## What you are asked to do
Check every line below for the word "most" and show those that hold it.

╭─ Input for this task

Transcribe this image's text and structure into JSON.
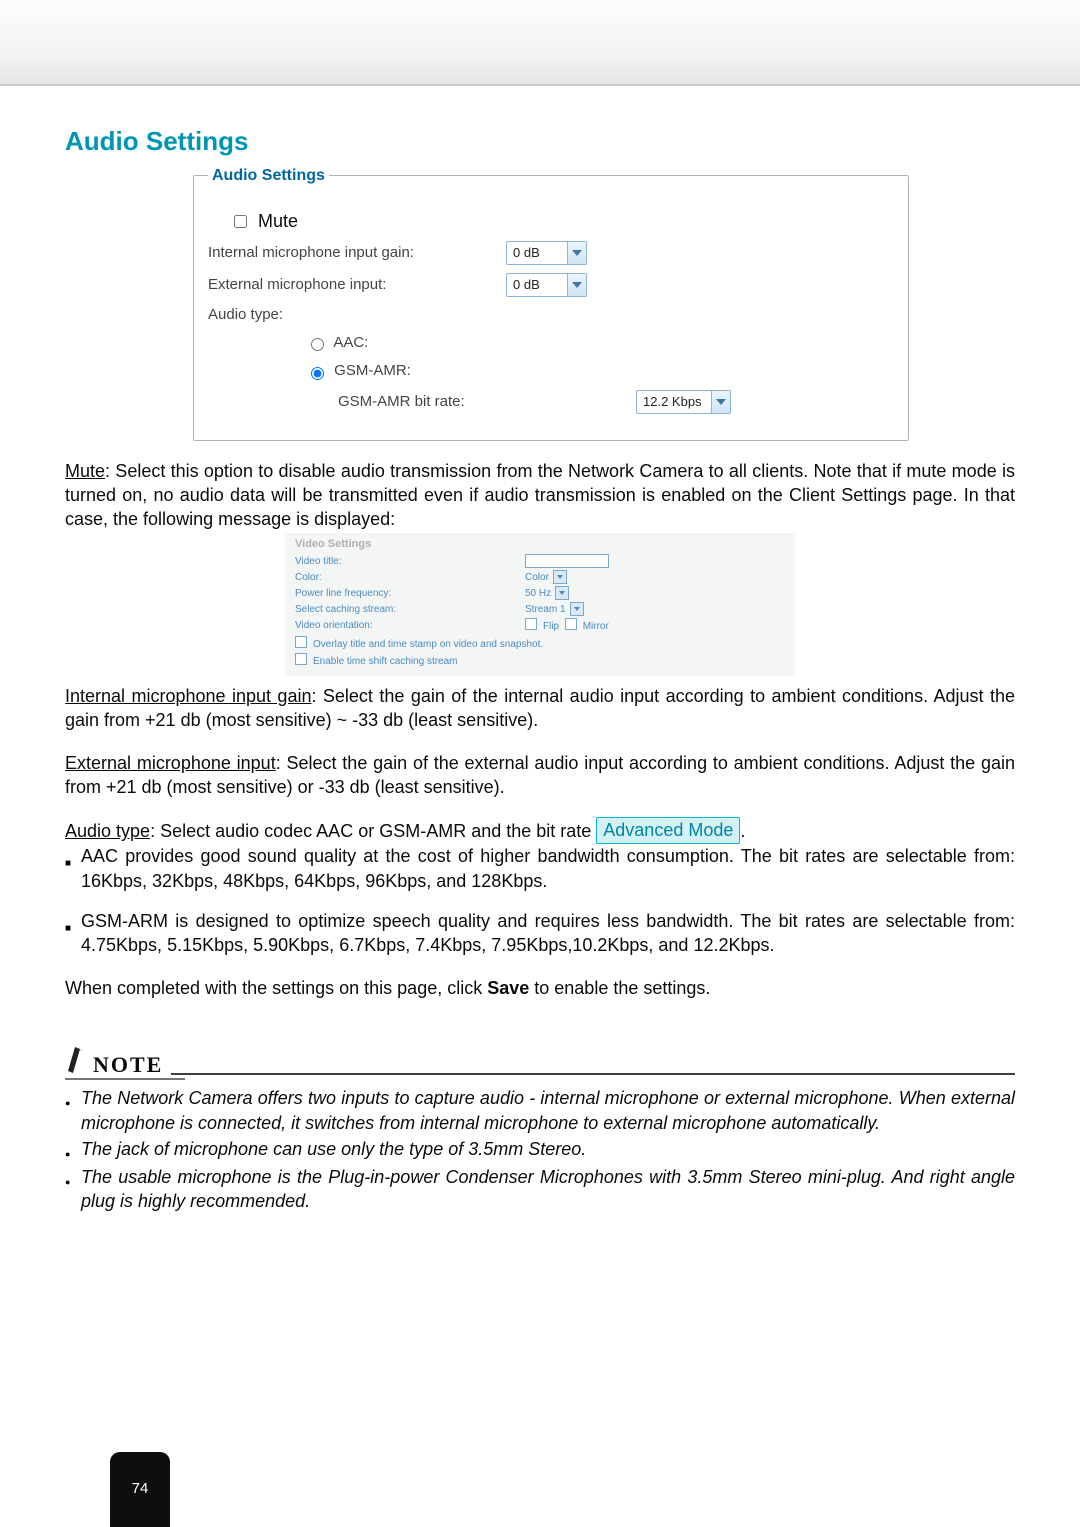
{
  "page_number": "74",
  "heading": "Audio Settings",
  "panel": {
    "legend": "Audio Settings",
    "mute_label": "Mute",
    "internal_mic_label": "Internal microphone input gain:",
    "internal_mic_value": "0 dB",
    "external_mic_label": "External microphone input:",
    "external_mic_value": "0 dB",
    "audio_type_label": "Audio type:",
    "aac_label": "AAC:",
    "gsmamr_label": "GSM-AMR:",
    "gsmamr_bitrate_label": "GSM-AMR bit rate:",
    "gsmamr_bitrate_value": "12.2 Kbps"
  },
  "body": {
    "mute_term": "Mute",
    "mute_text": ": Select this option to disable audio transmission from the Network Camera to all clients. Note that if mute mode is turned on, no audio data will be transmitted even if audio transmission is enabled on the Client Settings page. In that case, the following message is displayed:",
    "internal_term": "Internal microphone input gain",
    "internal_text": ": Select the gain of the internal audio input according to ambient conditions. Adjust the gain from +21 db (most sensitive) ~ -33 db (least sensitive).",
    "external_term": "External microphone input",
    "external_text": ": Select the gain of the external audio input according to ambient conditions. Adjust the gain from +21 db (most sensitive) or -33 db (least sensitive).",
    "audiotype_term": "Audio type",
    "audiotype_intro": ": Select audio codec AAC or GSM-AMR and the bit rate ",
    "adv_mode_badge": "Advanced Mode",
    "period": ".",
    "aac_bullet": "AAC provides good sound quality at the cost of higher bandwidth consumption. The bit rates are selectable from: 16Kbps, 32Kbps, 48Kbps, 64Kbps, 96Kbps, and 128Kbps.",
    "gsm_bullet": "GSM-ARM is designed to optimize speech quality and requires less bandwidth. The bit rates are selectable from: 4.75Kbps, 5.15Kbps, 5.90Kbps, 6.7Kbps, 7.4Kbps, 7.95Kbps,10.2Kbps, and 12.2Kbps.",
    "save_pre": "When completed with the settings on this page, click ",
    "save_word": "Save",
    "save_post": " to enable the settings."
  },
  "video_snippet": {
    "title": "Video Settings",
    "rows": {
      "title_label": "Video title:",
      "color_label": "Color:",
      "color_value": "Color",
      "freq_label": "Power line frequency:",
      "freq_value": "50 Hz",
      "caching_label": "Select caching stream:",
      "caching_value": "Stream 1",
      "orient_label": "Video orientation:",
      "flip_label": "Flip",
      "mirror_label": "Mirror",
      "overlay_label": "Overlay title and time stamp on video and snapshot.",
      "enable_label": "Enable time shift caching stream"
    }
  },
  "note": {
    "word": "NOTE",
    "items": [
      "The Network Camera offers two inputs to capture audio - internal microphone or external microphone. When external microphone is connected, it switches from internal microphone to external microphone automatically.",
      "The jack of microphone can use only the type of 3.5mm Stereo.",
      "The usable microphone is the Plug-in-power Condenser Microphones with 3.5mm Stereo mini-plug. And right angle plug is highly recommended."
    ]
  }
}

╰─

## Solution for this problem
    "internal_text": ": Select the gain of the internal audio input according to ambient conditions. Adjust the gain from +21 db (most sensitive) ~ -33 db (least sensitive).",
    "external_text": ": Select the gain of the external audio input according to ambient conditions. Adjust the gain from +21 db (most sensitive) or -33 db (least sensitive).",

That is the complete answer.